In the late 20th century several Greyhound adoption groups were formed. The early groups were formed in large part out of a sense of concern about the treatment of the dogs while living on the track. These groups began taking greyhounds from the racetracks when they could no longer compete and placing them in adoptive homes. Previously, in the United States over 20,000 retired greyhounds a year were killed; recent estimates still number in the thousands, with about 90% of National Greyhound Association-registered animals either being adopted, or returned for breeding purposes (according to the industry numbers upwards of 2000 dogs are still killed annually).
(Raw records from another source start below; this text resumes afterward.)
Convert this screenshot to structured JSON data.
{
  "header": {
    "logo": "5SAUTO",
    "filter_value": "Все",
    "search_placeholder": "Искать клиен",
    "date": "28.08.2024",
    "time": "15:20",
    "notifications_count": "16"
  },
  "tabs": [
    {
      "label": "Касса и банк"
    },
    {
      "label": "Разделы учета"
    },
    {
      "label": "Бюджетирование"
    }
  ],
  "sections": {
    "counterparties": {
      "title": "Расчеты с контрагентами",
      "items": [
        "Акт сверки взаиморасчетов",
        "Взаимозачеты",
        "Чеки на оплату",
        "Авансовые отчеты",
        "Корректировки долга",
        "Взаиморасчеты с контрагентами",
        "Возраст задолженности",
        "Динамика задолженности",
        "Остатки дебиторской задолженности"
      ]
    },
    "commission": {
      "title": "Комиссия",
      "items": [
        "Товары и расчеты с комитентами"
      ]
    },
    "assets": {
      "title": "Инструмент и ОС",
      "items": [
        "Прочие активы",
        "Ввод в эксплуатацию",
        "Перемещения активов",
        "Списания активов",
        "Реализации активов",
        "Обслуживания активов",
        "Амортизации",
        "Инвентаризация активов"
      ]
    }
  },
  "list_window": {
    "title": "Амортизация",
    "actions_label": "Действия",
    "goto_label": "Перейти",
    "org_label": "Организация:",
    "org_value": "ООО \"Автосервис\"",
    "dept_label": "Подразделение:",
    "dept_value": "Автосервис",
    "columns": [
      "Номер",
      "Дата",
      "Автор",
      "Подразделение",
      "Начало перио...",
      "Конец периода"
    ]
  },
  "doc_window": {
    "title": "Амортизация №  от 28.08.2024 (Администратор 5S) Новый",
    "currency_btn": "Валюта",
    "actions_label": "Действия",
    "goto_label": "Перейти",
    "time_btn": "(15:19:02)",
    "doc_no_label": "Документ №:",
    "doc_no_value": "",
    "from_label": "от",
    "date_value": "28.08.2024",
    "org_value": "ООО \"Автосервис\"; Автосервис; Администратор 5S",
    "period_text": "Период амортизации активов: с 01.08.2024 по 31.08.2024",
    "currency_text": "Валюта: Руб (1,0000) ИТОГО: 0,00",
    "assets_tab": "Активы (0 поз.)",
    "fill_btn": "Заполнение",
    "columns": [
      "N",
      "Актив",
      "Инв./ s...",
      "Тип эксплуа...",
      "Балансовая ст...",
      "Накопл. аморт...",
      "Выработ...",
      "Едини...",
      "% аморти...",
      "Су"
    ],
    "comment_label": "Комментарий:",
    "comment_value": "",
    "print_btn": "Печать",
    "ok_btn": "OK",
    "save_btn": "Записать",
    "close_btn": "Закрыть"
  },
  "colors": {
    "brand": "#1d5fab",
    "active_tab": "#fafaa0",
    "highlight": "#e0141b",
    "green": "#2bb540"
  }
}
Accidents and disease are also common killers among racing greyhounds. In 2005, an epidemic of respiratory failure killed dozens of dogs and left over 1200 quarantined in the U.S., particularly in Massachusetts, Colorado, Iowa and Rhode Island.
The vast majority of greyhounds are bred for racing, leading registered American Kennel Club dogs about 150:1, and as such each dog is issued a Bertillon card, which measures 56 distinct identifying traits, and the Bertillon number is tattooed on the dog’s ear, so as to ensure that the dog who races is in fact the dog it is claimed to be. However, not all National Greyhound Association registered dogs race. There are several reasons why some greyhounds never race:
The dog is too slow.
The dog has physical defects.
The dog does not have the required temperament.
The dog is not raised in a country where racing is popular.
The dog is bred for showing instead of racing.
Most greyhounds finish racing between two and five years of age. Some retired racing greyhounds have injuries that may follow them for the remainder of their lives.
Due to the unique physiology and anatomy of greyhounds, a veterinarian who understands the issues relevant to the breed is generally needed when the dogs need treatment, particularly when anaesthesia is required. Greyhounds demonstrate unusual blood chemistry, which can be misread by veterinarians not familiar with the breed; this can result in an incorrect diagnosis. Also, greyhounds have much less fat than other dogs, and therefore cannot metabolize anesthesia as quickly. Female greyhounds are sometimes administered hormone supplements during their racing career; these can lead to an elevated risk of cancer. As well, greyhounds have higher levels of red blood cells than do other breeds: since red blood cells carry oxygen to the muscles, this helps the breed’s speed. Veterinary blood services often use greyhounds as universal blood donors.
An additional peculiarity of greyhounds is that they have a hinged spine, which is unique in the animal world. As a result, greyhounds have a small “divot” in their back, set just behind their shoulder blades.
The racing gait of the greyhound is a double suspension gallop, in which all four feet are off the ground twice during each full stride.